The Internet is only available in school and places of business on Decker Colony. Facebook and YouTube are blocked in school to students, except with special permission. Neither do Decker Hutterites get Internet in their homes.
These rules change from colony to colony. For example, many at Wingham Colony now have Internet access in their homes.
"There's always that conflict about how open we can be and how closed we can be," Waldner said.
But young people will find a way to go online, often via cellphones, he said.
The reality is cellphones are surprisingly ubiquitous on Hutterite colonies. On the Decker Colony, for example, everyone gets a cellphone when they obtain their driver's licence. It's partly a safety measure for when people are off the colony and partly a tool for pursuits such as agriculture. Some of the cellphones don't have data capabilities, but many do. It's not uncommon for adults to have iPods.
So while Facebook may be blocked on colony computers, kids do log on when they're off the colony. Sometimes they borrow their father's iPod. That is, young people will encounter the cyber world in their lives somewhere, somehow. For that reason, said Waldner, "we need to teach the dangers of the Internet, but also its use as a tool."

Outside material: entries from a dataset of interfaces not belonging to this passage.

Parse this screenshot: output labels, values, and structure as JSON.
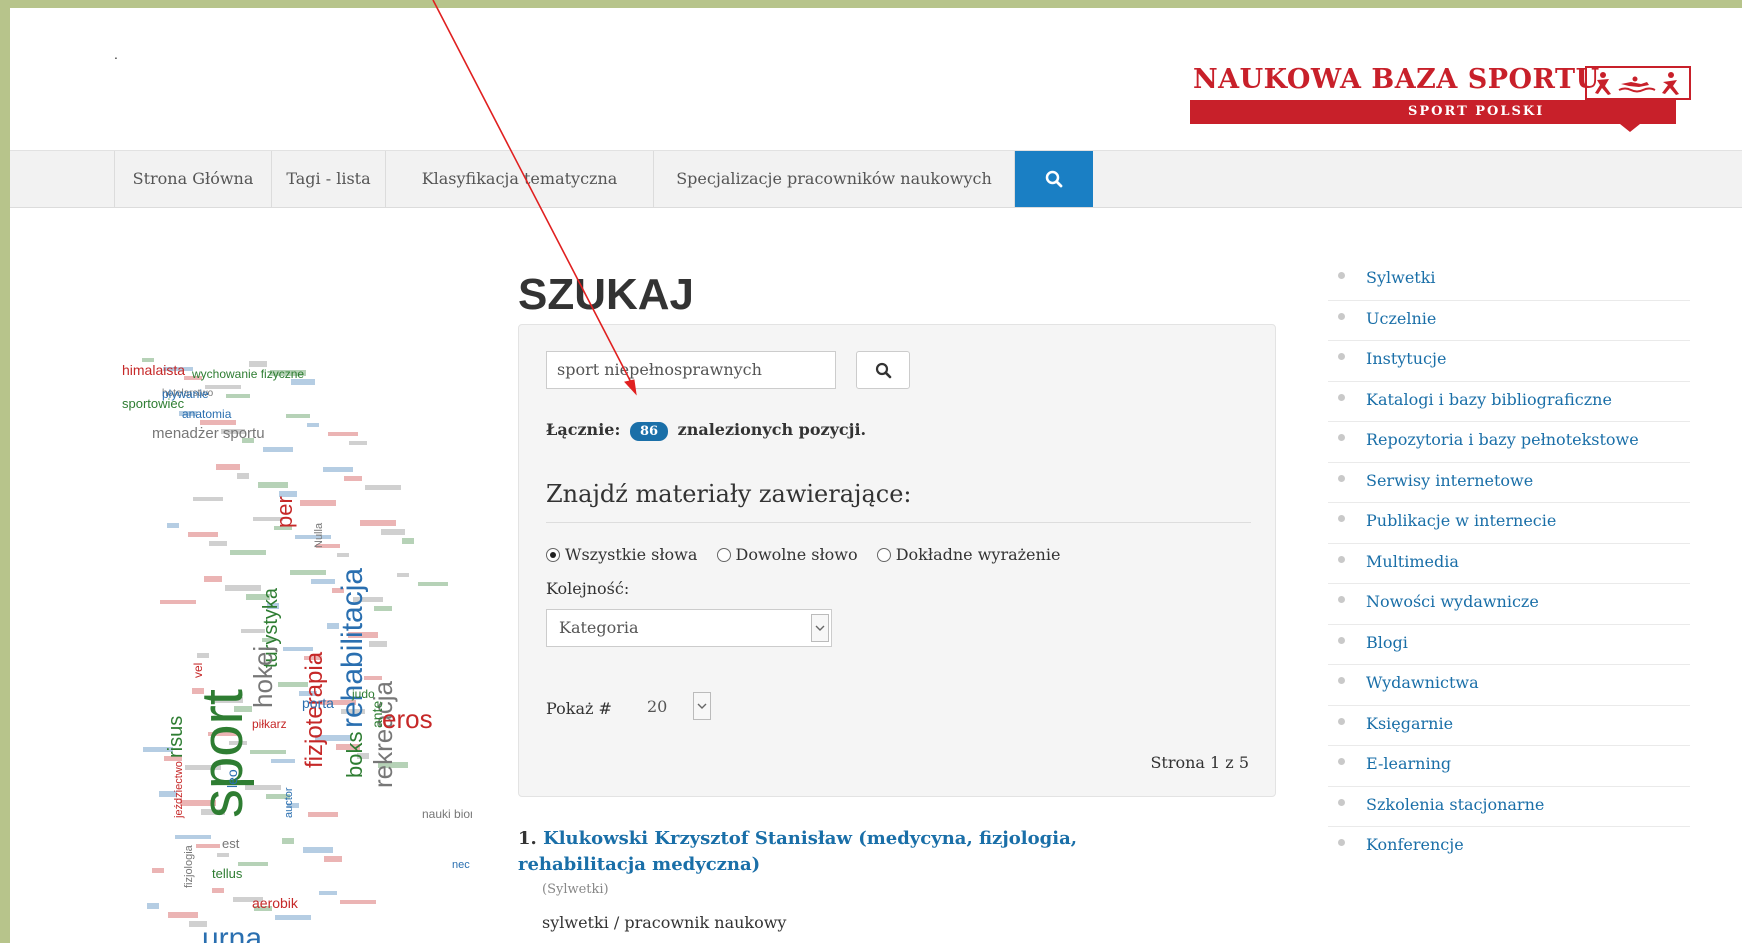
{
  "header": {
    "dot": ".",
    "logo": {
      "title": "NAUKOWA BAZA SPORTU",
      "subtitle": "SPORT POLSKI",
      "brand_color": "#c8202a"
    }
  },
  "nav": {
    "items": [
      {
        "label": "Strona Główna"
      },
      {
        "label": "Tagi - lista"
      },
      {
        "label": "Klasyfikacja tematyczna"
      },
      {
        "label": "Specjalizacje pracowników naukowych"
      }
    ],
    "search_icon": "search-icon",
    "accent": "#1a7fc4"
  },
  "main": {
    "title": "SZUKAJ",
    "search": {
      "value": "sport niepełnosprawnych"
    },
    "total_prefix": "Łącznie:",
    "total_count": "86",
    "total_suffix": "znalezionych pozycji.",
    "find_heading": "Znajdź materiały zawierające:",
    "radios": [
      {
        "label": "Wszystkie słowa",
        "checked": true
      },
      {
        "label": "Dowolne słowo",
        "checked": false
      },
      {
        "label": "Dokładne wyrażenie",
        "checked": false
      }
    ],
    "order_label": "Kolejność:",
    "order_value": "Kategoria",
    "show_label": "Pokaż #",
    "show_value": "20",
    "page_info": "Strona 1 z 5"
  },
  "results": [
    {
      "number": "1.",
      "title": "Klukowski Krzysztof Stanisław (medycyna, fizjologia, rehabilitacja medyczna)",
      "category": "(Sylwetki)",
      "description": "sylwetki / pracownik naukowy"
    }
  ],
  "sidebar": {
    "items": [
      {
        "label": "Sylwetki"
      },
      {
        "label": "Uczelnie"
      },
      {
        "label": "Instytucje"
      },
      {
        "label": "Katalogi i bazy bibliograficzne"
      },
      {
        "label": "Repozytoria i bazy pełnotekstowe"
      },
      {
        "label": "Serwisy internetowe"
      },
      {
        "label": "Publikacje w internecie"
      },
      {
        "label": "Multimedia"
      },
      {
        "label": "Nowości wydawnicze"
      },
      {
        "label": "Blogi"
      },
      {
        "label": "Wydawnictwa"
      },
      {
        "label": "Księgarnie"
      },
      {
        "label": "E-learning"
      },
      {
        "label": "Szkolenia stacjonarne"
      },
      {
        "label": "Konferencje"
      }
    ]
  },
  "word_cloud": {
    "words": [
      "sport",
      "rehabilitacja",
      "fizjoterapia",
      "rekreacja",
      "turystyka",
      "urna",
      "aerobik",
      "hokej",
      "judo",
      "porta",
      "himalaista",
      "hotelarstwo",
      "sportowiec",
      "pływanie",
      "piłkarz",
      "nauki biomedyczne",
      "boks",
      "auctor",
      "eros",
      "menadżer sportu",
      "wychowanie fizyczne",
      "anatomia",
      "jeździectwo",
      "fizjologia",
      "tellus",
      "nec",
      "vel",
      "est",
      "risus",
      "leo",
      "per",
      "Nulla",
      "ante"
    ],
    "colors": [
      "#2e7d32",
      "#2a6fb0",
      "#c62828",
      "#777777"
    ]
  },
  "annotation": {
    "arrow_color": "#e02020"
  }
}
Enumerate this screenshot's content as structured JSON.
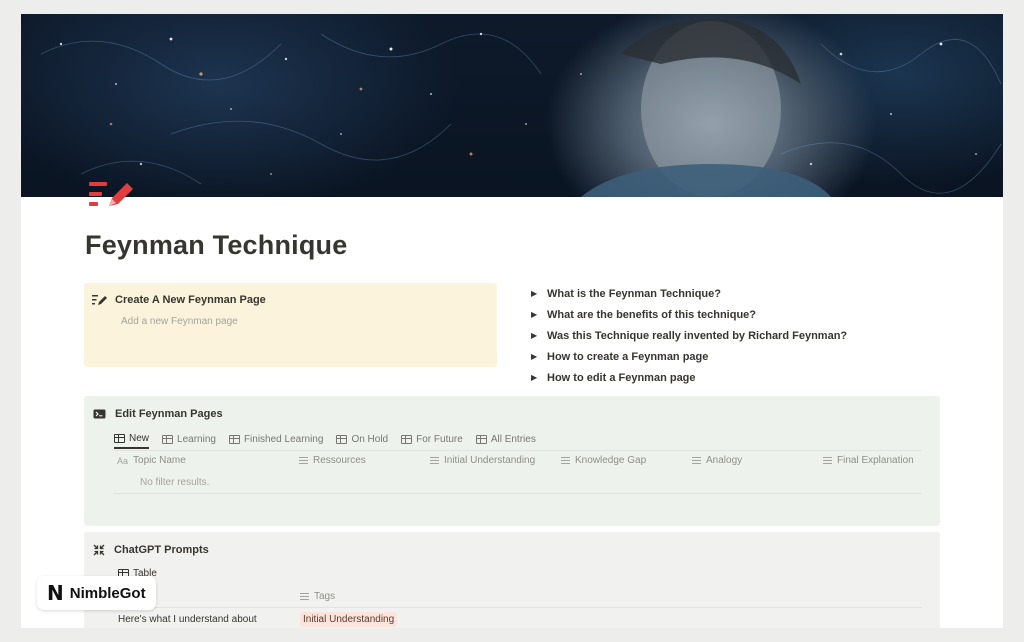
{
  "page": {
    "icon": "pencil-list-icon",
    "title": "Feynman Technique",
    "cover": "cover-image"
  },
  "callout": {
    "icon": "pencil-list-icon",
    "title": "Create A New Feynman Page",
    "placeholder": "Add a new Feynman page"
  },
  "toggles": [
    {
      "label": "What is the Feynman Technique?"
    },
    {
      "label": "What are the benefits of this technique?"
    },
    {
      "label": "Was this Technique really invented by Richard Feynman?"
    },
    {
      "label": "How to create a Feynman page"
    },
    {
      "label": "How to edit a Feynman page"
    }
  ],
  "edit_block": {
    "icon": "terminal-icon",
    "title": "Edit Feynman Pages",
    "tabs": [
      {
        "label": "New",
        "active": true
      },
      {
        "label": "Learning"
      },
      {
        "label": "Finished Learning"
      },
      {
        "label": "On Hold"
      },
      {
        "label": "For Future"
      },
      {
        "label": "All Entries"
      }
    ],
    "columns": [
      {
        "label": "Topic Name",
        "icon": "Aa"
      },
      {
        "label": "Ressources"
      },
      {
        "label": "Initial Understanding"
      },
      {
        "label": "Knowledge Gap"
      },
      {
        "label": "Analogy"
      },
      {
        "label": "Final Explanation"
      }
    ],
    "empty_text": "No filter results."
  },
  "prompts_block": {
    "icon": "compress-icon",
    "title": "ChatGPT Prompts",
    "tab": "Table",
    "tags_column": "Tags",
    "row_text": "Here's what I understand about",
    "row_tag": "Initial Understanding"
  },
  "brand": {
    "logo": "N",
    "name": "NimbleGot"
  },
  "colors": {
    "accent": "#e03e3e",
    "callout_bg": "#fbf3db",
    "green_block_bg": "#edf3ec",
    "gray_block_bg": "#f1f1ef"
  }
}
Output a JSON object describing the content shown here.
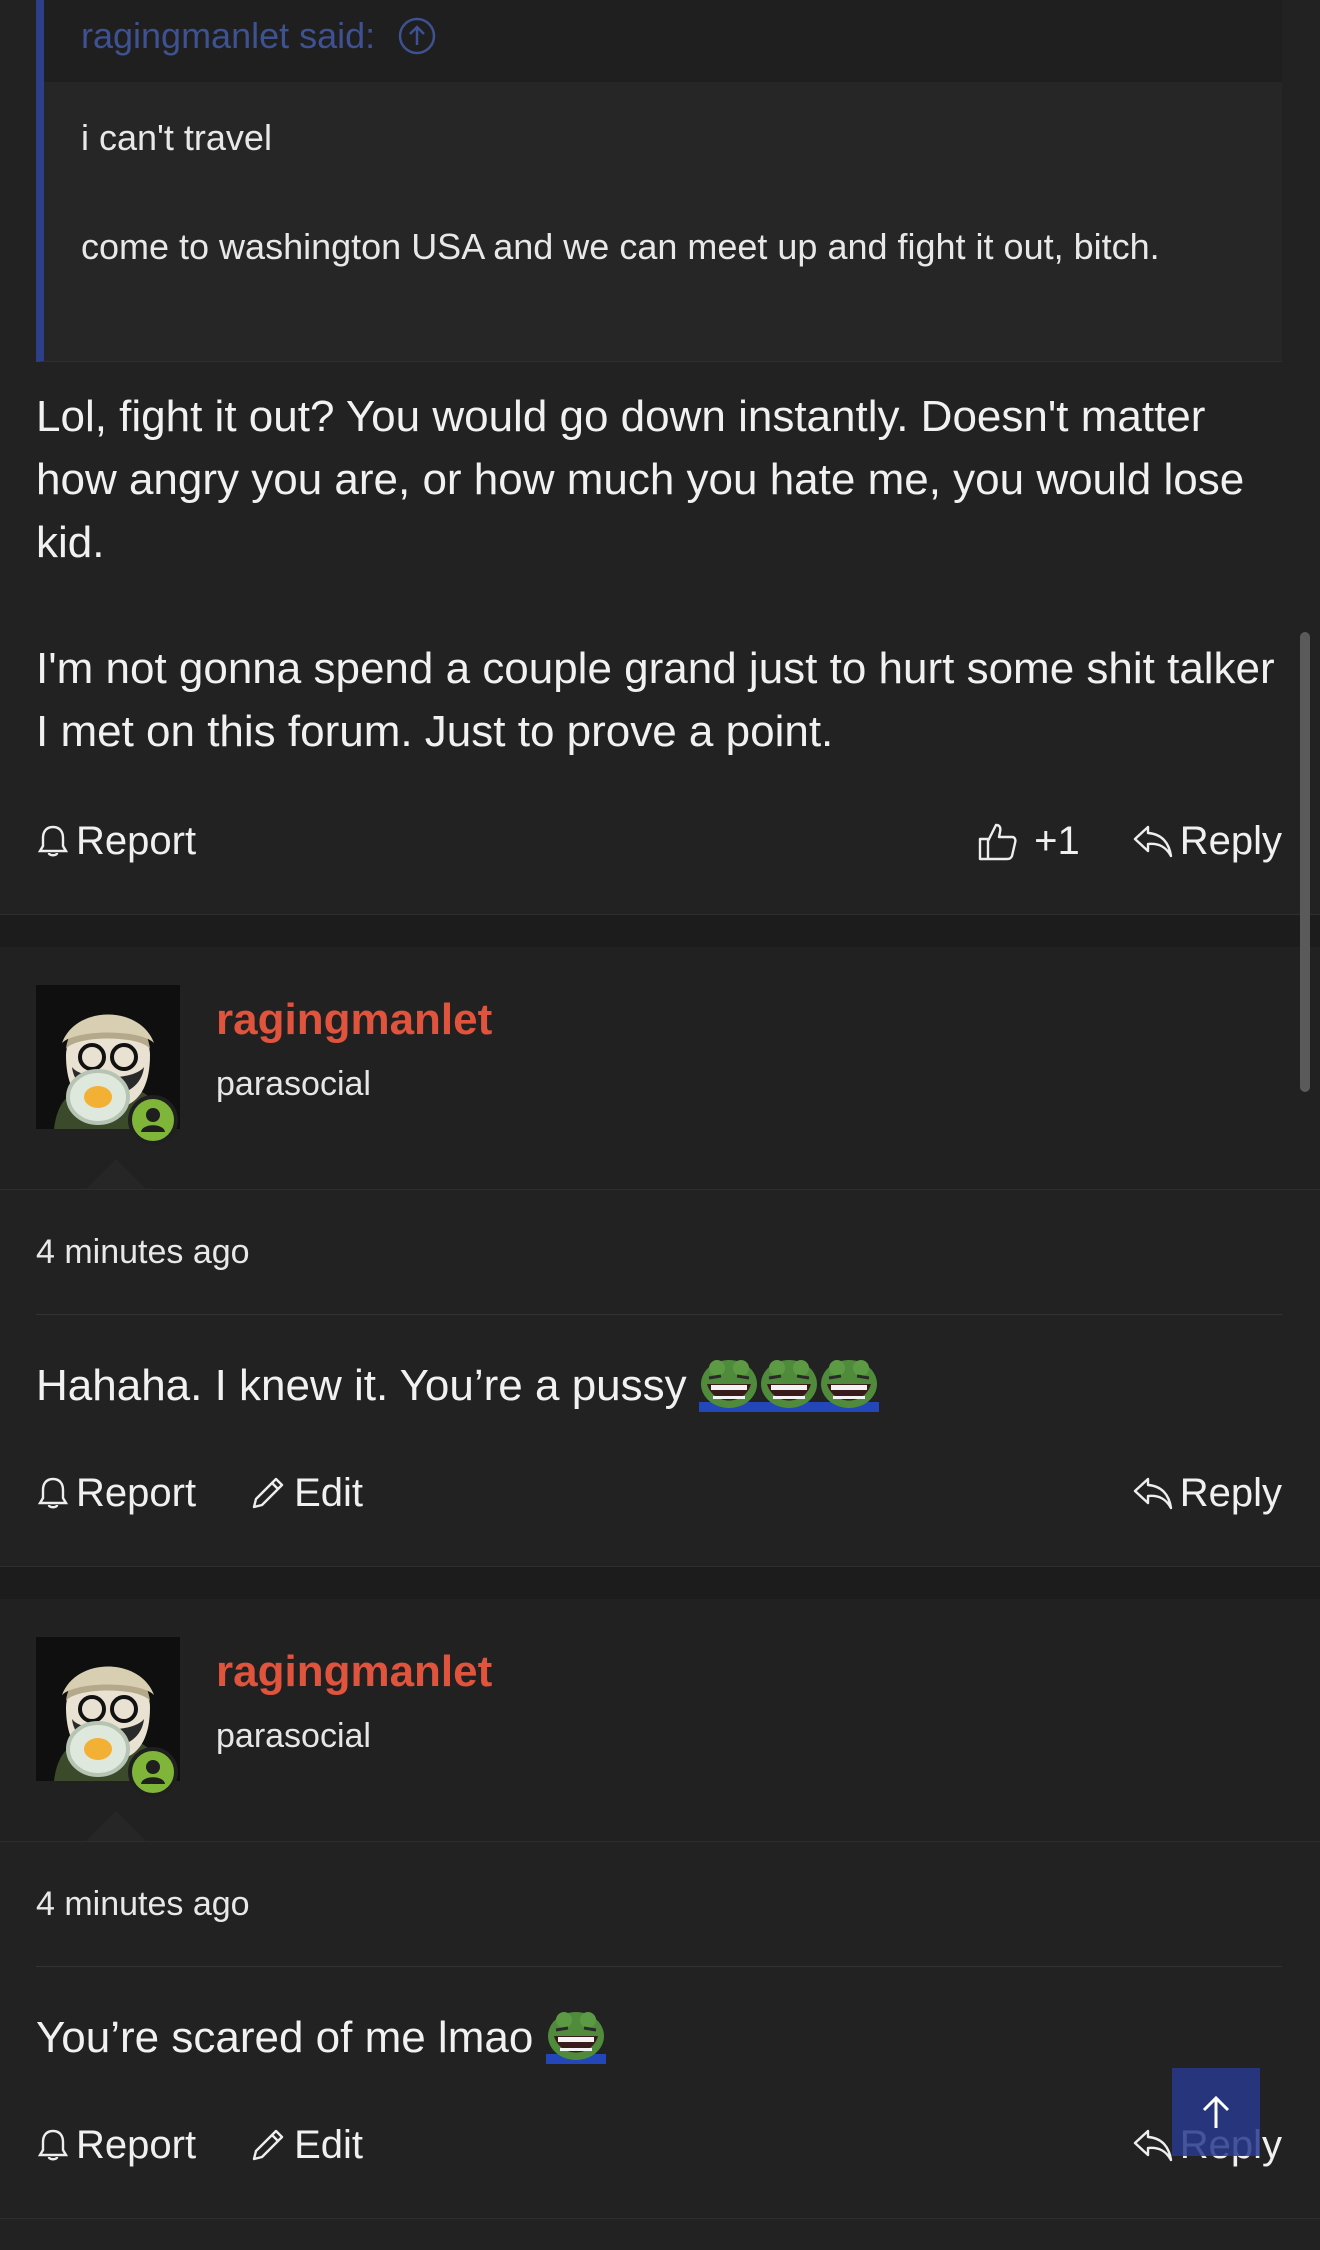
{
  "quote": {
    "attribution": "ragingmanlet said:",
    "lines": [
      "i can't travel",
      "come to washington USA and we can meet up and fight it out, bitch."
    ]
  },
  "post1": {
    "paragraphs": [
      "Lol, fight it out? You would go down instantly. Doesn't matter how angry you are, or how much you hate me, you would lose kid.",
      "I'm not gonna spend a couple grand just to hurt some shit talker I met on this forum. Just to prove a point."
    ],
    "report_label": "Report",
    "like_count": "+1",
    "reply_label": "Reply"
  },
  "post2": {
    "username": "ragingmanlet",
    "user_title": "parasocial",
    "timestamp": "4 minutes ago",
    "text": "Hahaha. I knew it. You’re a pussy",
    "emote_count": 3,
    "emote_icon": "laughing-frog-emote",
    "report_label": "Report",
    "edit_label": "Edit",
    "reply_label": "Reply"
  },
  "post3": {
    "username": "ragingmanlet",
    "user_title": "parasocial",
    "timestamp": "4 minutes ago",
    "text": "You’re scared of me lmao",
    "emote_count": 1,
    "emote_icon": "laughing-frog-emote",
    "report_label": "Report",
    "edit_label": "Edit",
    "reply_label": "Reply"
  },
  "colors": {
    "background": "#222222",
    "username": "#e0533c",
    "quote_accent": "#2e3f8a",
    "online_badge": "#7fb539"
  }
}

"I don't think the things Hutterites are concerned about (with the Internet) are a lot different from non-Hutterites," he said. "It's a new thing, and no one really knows how it's going to turn out."